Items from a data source
===============
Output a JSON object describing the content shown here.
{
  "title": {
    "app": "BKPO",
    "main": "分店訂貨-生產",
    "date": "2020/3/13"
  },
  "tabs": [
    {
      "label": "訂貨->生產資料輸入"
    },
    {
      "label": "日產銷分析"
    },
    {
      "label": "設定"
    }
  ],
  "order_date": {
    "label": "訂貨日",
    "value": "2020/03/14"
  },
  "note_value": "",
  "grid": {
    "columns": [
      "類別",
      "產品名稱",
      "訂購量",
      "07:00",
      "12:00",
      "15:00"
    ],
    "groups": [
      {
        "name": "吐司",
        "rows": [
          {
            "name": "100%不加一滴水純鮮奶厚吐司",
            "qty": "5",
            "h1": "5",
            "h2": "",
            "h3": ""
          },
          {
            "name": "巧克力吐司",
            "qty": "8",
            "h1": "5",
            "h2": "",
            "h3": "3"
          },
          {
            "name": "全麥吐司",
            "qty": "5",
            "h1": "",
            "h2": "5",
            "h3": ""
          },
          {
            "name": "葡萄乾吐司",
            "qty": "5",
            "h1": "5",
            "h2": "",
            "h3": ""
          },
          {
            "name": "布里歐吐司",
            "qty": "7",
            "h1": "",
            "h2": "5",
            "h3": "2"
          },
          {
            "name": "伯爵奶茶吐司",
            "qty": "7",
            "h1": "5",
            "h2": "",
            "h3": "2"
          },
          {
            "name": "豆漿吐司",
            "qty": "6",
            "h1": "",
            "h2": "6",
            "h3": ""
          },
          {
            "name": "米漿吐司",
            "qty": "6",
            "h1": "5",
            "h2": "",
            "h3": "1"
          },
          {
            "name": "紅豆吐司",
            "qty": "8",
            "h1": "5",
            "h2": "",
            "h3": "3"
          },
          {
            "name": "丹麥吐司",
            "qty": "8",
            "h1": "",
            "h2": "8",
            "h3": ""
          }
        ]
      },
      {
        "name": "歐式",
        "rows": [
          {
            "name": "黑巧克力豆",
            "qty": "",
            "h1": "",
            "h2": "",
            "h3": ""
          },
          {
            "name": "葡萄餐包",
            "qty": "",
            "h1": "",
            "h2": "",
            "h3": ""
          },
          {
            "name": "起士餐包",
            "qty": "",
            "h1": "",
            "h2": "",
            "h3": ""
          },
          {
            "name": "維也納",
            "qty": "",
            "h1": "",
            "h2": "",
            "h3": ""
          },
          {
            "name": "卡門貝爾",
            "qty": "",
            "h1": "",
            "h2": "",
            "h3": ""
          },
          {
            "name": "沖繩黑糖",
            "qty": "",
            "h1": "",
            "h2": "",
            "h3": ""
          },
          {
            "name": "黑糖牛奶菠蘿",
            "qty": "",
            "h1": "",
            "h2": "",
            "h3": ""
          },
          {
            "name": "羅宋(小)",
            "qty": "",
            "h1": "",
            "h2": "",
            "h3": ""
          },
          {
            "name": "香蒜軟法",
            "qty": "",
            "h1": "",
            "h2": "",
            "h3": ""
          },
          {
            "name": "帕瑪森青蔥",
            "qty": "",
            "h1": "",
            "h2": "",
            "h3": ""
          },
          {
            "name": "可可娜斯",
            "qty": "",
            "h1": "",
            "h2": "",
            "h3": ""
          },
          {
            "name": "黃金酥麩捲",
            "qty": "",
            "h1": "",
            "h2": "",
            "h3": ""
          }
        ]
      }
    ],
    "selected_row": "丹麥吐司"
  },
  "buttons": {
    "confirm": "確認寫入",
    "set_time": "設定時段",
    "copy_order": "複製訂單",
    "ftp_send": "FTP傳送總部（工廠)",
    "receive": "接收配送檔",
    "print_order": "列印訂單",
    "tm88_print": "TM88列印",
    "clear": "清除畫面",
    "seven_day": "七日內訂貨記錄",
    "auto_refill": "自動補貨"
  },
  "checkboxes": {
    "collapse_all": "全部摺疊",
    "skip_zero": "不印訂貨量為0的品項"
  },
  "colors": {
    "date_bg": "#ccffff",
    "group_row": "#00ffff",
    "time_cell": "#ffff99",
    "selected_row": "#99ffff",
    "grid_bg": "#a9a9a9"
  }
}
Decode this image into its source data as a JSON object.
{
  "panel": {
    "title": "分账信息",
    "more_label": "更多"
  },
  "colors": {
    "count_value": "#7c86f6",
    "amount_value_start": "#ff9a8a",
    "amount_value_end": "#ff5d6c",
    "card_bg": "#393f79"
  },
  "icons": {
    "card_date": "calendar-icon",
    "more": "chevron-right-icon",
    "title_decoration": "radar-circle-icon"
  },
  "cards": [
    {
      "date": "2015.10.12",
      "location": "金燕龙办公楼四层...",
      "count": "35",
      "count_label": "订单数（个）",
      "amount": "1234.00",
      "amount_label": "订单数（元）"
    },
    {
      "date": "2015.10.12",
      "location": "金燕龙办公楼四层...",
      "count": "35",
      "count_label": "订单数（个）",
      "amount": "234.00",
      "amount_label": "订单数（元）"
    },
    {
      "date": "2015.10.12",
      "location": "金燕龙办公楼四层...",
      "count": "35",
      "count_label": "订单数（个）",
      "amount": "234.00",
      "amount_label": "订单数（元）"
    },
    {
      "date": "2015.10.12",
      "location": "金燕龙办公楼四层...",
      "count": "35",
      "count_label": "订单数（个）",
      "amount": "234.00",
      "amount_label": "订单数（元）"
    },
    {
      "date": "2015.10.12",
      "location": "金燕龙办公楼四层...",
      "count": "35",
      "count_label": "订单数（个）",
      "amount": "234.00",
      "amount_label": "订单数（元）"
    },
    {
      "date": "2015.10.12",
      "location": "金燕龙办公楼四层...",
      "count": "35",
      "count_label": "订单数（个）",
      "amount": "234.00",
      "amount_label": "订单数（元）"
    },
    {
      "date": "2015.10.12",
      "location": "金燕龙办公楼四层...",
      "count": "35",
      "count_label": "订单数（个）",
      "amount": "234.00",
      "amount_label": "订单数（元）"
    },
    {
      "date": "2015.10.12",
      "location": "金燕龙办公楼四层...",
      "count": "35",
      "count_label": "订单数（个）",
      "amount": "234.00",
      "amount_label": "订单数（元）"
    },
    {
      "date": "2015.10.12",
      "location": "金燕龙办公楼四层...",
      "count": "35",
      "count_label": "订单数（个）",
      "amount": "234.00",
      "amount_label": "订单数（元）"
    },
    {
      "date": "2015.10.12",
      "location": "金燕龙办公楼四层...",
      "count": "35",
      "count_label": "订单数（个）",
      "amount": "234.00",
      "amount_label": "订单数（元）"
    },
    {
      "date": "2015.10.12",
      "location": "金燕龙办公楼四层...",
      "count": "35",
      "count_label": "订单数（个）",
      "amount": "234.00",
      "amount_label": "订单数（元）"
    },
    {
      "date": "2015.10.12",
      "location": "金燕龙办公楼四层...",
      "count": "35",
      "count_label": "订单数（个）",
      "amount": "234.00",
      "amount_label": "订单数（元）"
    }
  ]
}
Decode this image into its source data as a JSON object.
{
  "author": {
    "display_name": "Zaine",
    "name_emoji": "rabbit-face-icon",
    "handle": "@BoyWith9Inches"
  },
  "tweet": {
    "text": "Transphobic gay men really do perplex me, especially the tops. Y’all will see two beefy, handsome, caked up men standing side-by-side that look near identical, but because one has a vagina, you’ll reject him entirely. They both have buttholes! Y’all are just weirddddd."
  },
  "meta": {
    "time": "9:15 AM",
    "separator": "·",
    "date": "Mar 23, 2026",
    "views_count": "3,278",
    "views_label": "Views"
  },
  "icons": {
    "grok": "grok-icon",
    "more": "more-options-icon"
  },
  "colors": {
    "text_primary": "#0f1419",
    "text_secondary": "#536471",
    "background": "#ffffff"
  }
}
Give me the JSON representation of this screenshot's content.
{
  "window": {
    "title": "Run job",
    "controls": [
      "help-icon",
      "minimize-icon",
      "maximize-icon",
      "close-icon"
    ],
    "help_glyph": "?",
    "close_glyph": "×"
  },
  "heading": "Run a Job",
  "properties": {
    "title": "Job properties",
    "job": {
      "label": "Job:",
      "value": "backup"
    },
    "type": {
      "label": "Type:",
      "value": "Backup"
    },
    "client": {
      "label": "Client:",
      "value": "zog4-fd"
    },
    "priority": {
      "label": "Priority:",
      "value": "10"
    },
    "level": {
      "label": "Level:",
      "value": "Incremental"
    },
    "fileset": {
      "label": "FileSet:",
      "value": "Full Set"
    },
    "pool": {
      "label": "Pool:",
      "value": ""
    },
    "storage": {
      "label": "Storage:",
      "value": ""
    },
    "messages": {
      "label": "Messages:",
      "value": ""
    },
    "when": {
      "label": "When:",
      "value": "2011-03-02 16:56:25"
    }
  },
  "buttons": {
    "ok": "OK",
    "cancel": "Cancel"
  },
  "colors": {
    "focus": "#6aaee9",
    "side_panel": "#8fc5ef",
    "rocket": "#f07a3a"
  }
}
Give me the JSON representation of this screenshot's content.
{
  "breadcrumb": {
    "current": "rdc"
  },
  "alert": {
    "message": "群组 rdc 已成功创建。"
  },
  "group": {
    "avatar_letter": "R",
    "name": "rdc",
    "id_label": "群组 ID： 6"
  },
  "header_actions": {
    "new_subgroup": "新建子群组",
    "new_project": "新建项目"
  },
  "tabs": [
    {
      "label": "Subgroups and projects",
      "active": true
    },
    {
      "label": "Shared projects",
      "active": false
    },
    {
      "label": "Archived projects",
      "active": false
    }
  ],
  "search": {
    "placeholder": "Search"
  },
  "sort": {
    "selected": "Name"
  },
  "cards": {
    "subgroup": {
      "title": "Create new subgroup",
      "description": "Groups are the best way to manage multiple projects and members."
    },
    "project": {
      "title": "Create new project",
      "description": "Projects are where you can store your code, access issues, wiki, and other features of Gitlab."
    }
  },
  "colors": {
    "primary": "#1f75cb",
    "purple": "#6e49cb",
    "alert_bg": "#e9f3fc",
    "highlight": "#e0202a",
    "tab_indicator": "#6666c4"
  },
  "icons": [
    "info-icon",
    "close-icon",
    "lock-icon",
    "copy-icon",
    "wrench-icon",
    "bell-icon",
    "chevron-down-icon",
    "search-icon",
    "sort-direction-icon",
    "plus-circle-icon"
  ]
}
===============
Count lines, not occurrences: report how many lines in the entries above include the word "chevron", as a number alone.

2